"Religion is a hypothesis about the world: the hypothesis that things are the way they are, at least in part, because of supernatural entities or forces acting on the natural world. And there's no good reason to treat it any differently from any other hypothesis. Which includes pointing out its flaws and inconsistencies, asking its adherents to back it up with solid evidence, making jokes about it when it's just being silly, offering arguments and evidence for our own competing hypotheses...and trying to persuade people out of it if we think it's mistaken. It's persuasion. It's the marketplace of ideas. Why should religion get a free ride"

Greta Christina

Tuesday, 26 June 2012

There is no 'quantum' in alternative therapies

One of the unfortunate consequences of recent advances in theoretical physics is the abuse to which concepts like Heisenberg’s Uncertainty Principle, Quantum Entanglement and Coherence are subjected by purveyors of alternative therapy.
It is certainly true that aspects of quantum physics can seem bizarre and counterintuitive, with objects being simultaneously particulate and a wave, capable of having their quantum states entangled and ‘communicating’ instantly with each other over vast distances, yet none of this actually defies known laws of physics, rather, it appears to define them. However, this does not stop homoeopathists, reiki practitioners and others from claiming it as justification for the supposed efficacy of their treatments.
For example from a site that calls itself Quantum Homeopathy:
Quantum physics is a branch of science that deals with miniscule units of energy called quanta as described by the Quantum Theory. It states that matter can exist as solid particles or invisible energy, the two being interchangeable at any given time, or even at the same time. It also states that energy is fluid and flexible, things that appear to be solid and immutable are really collections of bubbling mounds of fizzing energy bound together to form a dense mass.
Which goes on to imply that this “fluid and flexible” energy can interact with the “life-force” for health benefits to the greater material body. The problem with this is that it all sounds very ‘sciencey’ and plausible to anyone who hasn’t some grounding in modern quantum physics, which let’s face it is most of us.
Now I am not going to pretend to be an expert or even have a bachelor’s degree level understanding of the subtleties of quantum mechanics, but I do have enough of a science background and an autodidactic compulsion to read about stuff to know that quantum phenomena do not scale up. Yes, it is possible to ‘entangle’ particles such as photons and electrons so that their quantum states, such as spin are presumed to be in the same yet indeterminate state, and yes it is true that measuring the state of one of these particles ‘causes’ the other to be in the same state, regardless of how far apart these two particles subsequently become. But you can’t get from there to suggesting that you can “entangle” molecules of water with minute quantities of homeopathic remedy, feed that to someone and effect the quantum state of molecules within their body (as for interacting with their ‘life-force’ there is no such form of energy, ‘energy’ being a word that is also frequently abused by woo merchants). Entanglement is extremely fragile for one thing; it is difficult even for physicists to create an entangled pair that survives for more than milliseconds, and impossible to produce a stable state that could be sustained through multiples dilutions with water and ingestion by a living organism. Besides which, entangled particles only share states: one particle does not ‘become’ like the other. Even if a molecule of water could become entangled with say a molecule of Arnica the water would not become Arnica, it would merely share a random, unknown, indeterminate state with that molecule, which it would immediately lose on contact with, well, anything including the other water molecules around it. If, as homoeopathists claim, water has memory, quantum mechanics isn’t the justification for it.
The lesson here is that for all its weirdness and ”spooky action at a distance” as Einstein called it, quantum theory does not justify magic. If you see or hear anyone using the word “quantum” outside of the realm of actual physics, be wary; they almost certainly don’t know what they are talking about and probably want to sell you something.

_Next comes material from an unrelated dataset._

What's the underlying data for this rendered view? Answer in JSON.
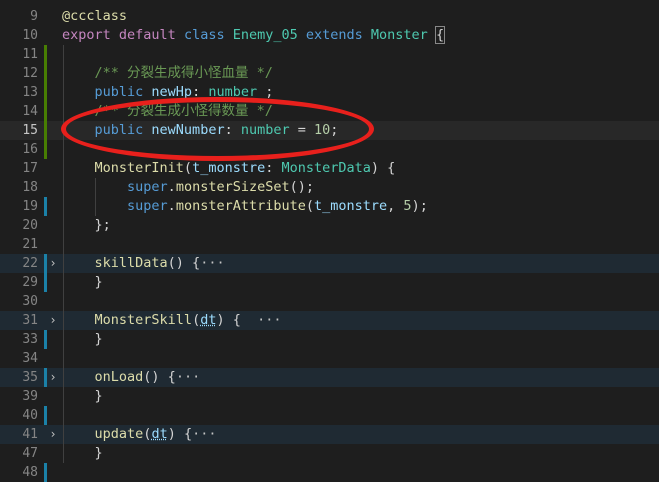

1 comment:

  1. Interesting theory i ever had, I always hate science but today i read and admit that science is the best subject to study, We get indepth knowledge of everything, Thanks